From Wildlife Management Institute
On Election Day this year, a number of state and local conservation funding initiatives will be on the ballot for voters to consider with the potential of over $25 billion being dedicated for conservation and restoration. The largest initiatives in Florida, New Jersey, North Dakota, California and Maine bring a variety of opportunities for funding land conservation, water quality and outdoor recreation. But support for these initiatives also vary with opponents like state chambers of commerce actively working against some of the efforts, reports the Wildlife Management Institute.
By far the largest initiative is being considered in Florida where an estimated $18 billion is at stake. Amendment 1 is a constitutional amendment that would dedicate 33 percent of annual revenue raised through an existing tax on real estate transactions over the next 20 years to conservation projects. While the state has had bipartisan support for conservation spending, appropriations have declined dramatically in recent years undermining efforts for land conservation and Everglades restoration. Amendment 1 would fund the state’s Land Acquisition Trust Fund to acquire, restore, improve, and manage conservation lands including: wetlands and forests; fish and wildlife habitat; lands protecting water resources and drinking water sources, including the Everglades, and the water quality of rivers, lakes, and streams; beaches and shores; outdoor recreational lands; working farms and ranches; and historic or geologic sites. The amendment requires a 60 percent supermajority vote in support to be approved and is broadly supported by diverse organizations. While the Florida Chamber of Commerce, Farm Bureau and other groups oppose the initiative, current polling suggests that it is receiving strong support from voters.

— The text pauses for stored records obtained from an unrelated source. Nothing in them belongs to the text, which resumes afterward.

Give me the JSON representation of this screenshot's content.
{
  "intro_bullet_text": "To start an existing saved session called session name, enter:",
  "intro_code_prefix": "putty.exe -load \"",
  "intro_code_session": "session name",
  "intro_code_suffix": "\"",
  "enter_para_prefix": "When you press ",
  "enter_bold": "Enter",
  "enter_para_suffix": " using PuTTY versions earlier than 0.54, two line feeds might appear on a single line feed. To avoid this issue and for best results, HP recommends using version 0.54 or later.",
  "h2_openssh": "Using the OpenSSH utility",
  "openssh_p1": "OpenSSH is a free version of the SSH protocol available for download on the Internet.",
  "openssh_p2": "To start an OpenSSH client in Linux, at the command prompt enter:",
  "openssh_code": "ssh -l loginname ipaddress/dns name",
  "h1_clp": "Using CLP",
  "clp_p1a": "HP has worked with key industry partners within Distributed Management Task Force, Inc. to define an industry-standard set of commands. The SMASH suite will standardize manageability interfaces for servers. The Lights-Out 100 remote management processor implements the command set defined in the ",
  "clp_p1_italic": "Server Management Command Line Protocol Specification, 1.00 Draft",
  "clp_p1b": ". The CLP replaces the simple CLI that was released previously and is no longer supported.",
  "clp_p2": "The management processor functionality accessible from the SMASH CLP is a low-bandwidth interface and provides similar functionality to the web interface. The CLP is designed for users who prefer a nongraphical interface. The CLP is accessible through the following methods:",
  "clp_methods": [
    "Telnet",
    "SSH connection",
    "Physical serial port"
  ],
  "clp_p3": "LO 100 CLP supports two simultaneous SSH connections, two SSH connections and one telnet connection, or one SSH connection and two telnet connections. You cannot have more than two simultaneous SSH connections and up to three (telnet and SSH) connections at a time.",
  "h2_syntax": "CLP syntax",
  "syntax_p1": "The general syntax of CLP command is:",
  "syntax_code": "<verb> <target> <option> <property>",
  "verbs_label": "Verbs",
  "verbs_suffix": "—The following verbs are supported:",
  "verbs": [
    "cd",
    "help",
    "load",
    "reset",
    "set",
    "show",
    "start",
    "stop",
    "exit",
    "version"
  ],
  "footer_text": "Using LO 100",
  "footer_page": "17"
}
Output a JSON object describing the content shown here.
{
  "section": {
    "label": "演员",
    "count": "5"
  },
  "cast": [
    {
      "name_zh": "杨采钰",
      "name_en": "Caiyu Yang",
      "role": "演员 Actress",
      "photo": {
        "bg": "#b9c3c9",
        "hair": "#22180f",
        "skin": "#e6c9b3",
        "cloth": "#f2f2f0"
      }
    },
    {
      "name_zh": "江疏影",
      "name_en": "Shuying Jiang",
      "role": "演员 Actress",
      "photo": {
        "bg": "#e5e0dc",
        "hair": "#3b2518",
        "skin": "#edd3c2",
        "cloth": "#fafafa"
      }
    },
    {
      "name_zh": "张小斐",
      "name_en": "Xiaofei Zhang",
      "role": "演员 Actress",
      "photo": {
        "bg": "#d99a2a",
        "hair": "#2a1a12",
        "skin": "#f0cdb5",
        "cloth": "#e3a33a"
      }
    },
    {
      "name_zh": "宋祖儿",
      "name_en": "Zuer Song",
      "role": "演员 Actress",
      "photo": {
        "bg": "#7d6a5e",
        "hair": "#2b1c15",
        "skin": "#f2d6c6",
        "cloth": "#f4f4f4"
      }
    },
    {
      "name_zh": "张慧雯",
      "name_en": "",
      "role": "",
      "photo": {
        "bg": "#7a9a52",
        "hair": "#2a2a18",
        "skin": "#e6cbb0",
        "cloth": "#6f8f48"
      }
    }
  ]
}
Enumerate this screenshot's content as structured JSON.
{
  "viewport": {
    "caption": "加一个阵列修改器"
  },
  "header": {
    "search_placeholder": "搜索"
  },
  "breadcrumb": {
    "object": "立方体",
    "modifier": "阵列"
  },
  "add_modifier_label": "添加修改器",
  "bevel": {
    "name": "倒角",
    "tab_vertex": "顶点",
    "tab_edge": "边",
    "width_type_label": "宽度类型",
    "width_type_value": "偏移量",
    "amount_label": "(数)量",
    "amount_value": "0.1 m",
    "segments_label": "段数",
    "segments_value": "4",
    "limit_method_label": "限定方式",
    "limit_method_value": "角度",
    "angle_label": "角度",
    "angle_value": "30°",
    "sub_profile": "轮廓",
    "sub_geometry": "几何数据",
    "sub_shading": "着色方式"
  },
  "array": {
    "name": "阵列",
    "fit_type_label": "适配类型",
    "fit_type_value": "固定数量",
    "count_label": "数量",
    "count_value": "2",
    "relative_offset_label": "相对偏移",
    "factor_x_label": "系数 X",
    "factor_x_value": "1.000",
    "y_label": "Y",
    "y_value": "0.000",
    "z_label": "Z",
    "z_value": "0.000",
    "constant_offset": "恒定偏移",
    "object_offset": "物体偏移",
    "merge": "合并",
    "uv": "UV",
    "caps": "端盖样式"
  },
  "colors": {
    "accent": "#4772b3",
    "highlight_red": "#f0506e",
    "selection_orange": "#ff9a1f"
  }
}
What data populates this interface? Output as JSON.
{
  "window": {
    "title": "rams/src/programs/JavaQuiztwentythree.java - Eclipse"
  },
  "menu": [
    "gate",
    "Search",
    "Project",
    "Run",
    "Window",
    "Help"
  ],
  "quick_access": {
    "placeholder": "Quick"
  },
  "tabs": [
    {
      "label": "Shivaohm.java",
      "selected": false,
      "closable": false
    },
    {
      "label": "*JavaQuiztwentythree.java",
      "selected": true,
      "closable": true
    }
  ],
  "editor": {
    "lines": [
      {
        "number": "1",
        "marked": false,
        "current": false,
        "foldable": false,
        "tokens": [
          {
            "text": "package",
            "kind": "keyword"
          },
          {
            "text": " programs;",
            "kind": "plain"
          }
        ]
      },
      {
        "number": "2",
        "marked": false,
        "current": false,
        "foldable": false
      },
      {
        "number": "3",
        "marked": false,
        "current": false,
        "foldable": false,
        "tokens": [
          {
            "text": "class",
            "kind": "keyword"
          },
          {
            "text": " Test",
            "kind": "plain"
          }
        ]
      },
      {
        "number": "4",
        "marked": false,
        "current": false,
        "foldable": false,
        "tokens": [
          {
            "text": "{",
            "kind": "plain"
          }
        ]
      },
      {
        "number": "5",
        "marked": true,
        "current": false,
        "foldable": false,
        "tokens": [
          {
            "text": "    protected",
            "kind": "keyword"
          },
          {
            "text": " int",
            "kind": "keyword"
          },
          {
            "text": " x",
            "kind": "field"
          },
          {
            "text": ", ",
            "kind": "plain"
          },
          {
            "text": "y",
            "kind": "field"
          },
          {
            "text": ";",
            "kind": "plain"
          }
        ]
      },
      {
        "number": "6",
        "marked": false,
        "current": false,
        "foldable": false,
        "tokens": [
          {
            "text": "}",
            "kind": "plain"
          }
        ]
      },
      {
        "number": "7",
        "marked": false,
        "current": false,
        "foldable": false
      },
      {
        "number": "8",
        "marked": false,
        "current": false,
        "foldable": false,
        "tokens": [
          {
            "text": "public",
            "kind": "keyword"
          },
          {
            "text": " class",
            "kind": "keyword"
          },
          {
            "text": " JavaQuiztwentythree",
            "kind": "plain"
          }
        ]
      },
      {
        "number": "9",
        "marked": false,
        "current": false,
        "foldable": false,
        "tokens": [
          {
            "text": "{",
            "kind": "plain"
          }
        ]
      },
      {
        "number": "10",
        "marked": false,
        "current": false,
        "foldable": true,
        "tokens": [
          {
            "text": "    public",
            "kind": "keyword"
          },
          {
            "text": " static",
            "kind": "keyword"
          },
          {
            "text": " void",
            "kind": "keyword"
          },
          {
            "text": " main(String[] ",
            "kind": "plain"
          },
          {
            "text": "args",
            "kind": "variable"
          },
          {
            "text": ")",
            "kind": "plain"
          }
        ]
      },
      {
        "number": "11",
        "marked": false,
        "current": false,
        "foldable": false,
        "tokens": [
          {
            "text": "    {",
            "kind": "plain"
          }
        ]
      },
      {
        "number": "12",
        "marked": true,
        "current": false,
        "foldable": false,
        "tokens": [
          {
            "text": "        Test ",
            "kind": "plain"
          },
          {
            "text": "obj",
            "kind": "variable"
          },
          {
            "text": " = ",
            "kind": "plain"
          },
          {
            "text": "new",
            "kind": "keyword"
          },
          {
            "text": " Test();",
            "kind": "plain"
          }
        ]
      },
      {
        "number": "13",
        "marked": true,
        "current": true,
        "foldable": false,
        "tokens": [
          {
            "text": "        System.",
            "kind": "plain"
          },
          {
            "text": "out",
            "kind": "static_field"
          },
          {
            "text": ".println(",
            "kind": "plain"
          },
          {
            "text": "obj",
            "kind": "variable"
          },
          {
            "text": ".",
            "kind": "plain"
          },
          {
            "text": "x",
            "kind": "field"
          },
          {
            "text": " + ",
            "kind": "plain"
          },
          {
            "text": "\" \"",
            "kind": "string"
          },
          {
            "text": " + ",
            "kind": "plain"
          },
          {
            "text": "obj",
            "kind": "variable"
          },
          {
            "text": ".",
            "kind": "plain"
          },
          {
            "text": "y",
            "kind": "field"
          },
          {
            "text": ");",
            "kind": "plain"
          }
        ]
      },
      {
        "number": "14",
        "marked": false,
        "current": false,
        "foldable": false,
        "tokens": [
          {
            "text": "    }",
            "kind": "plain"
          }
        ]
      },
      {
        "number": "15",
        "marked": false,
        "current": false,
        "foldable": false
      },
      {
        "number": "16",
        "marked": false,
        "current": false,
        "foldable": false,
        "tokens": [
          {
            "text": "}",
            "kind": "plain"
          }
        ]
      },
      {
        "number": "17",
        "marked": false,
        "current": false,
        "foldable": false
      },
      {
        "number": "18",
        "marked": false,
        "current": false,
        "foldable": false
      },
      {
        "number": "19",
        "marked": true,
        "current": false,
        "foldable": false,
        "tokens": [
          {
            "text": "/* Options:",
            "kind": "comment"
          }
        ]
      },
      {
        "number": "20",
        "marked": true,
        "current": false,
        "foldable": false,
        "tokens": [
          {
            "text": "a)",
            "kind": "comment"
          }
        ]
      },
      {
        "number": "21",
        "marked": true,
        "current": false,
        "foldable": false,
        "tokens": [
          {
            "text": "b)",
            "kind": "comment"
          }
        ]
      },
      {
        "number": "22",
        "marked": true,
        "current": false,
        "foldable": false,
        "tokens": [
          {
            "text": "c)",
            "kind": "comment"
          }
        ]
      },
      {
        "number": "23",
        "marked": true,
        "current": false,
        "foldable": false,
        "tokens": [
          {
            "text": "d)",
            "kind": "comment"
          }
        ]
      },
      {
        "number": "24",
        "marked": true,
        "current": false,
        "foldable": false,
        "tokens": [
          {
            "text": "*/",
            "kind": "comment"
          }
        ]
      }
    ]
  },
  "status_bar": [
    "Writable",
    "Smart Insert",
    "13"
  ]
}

New Jersey is also considering a constitutional amendment for long-term, dedicated funding for a variety of environmental and conservation programs. The state has a long history of support at the ballot for programs like the state’s Green Acres land preservation efforts. However, this is the first time the state is seeking dedicated funding that is estimated to total $2.15 billion over the next 20 years to acquire land prone to flooding, protect natural areas, farmland and watersheds, and provide for parks, historic preservation, underground storage tank removal and brownfield remediation. If approved, Public Question #2 will reallocate 4 percent of an existing state corporate business tax for an estimated $71 million annually for the first four years, and beginning in 2019, it would dedicate an additional 2 percent of business tax revenues increasing the annual funding to $117 million. While municipalities, counties and agricultural boards across the state generally support the amendment, Americans for Prosperity has led opposition against the amendment along with the state’s governor, Chris Christie.
In North Dakota, the Clean Water, Wildlife and Parks constitutional amendment, Measure 5, would dedicate 5 percent of tax revenue from oil development for conservation and recreation over the next 25 years. Funds would be used for water quality, natural flood control, fish and wildlife habitat, parks and outdoor recreation areas, access for hunting and fishing, the acquisition of land for parks, and outdoor education for children. While North Dakota has seen dramatic losses of prairie habitat in recent years, this initiative is receiving the greatest opposition from business interests including the American Petroleum Institute, the Chamber of Commerce and state agricultural interests who claim that farmlands would be purchased to take them out of production. However, the amendment does not change the North Dakota Corporate Farming Law that prohibits most conservation groups from buying land without governor approval.
“My family has always prided itself on having a strong conservation ethic. Conservation programs funded through Measure 5 will be 100 percent voluntary and could benefit all farming and ranching operations in North Dakota if producers wish to take part. Producers could use grant dollars for things like buffers along waterways, cover crops to advance soil health, enhanced grazing systems, and improved wildlife habitat on marginal areas,” said Gabe Brown, an agricultural producer supporting the amendment. “The fact is, Measure 5 will benefit family farms and ranches across North Dakota.”
Both California and Maine are considering bonds that will improve the states’ water infrastructure. California will be considering a $7.5 billion bond for watershed protection and restoration, forest health, wetland habitat and for additional water storage. Proposition 1 would make improvements to a water system that has been significantly impacted by the current drought in the state. In Maine, Question 6 would create a $10 million bond to fund natural and built infrastructure to reduce threats to the state’s water resources, improve stormwater management, and conserve habitat for recreational fisheries, waterfowl, and aquatic and other wildlife species.
In addition to the statewide ballot initiatives, a number of counties and local communities are also considering conservation funding proposals. This includes Los Angeles County, California; Portland, Oregon; Missoula, Montana, Larimer County, Colorado; Benton County,Washington; Bernalillo County, New Mexico, and Beaufort County, South Carolina. In total there are 39 measures being tracked by The Trust for PublicLand’s Land Vote this election season.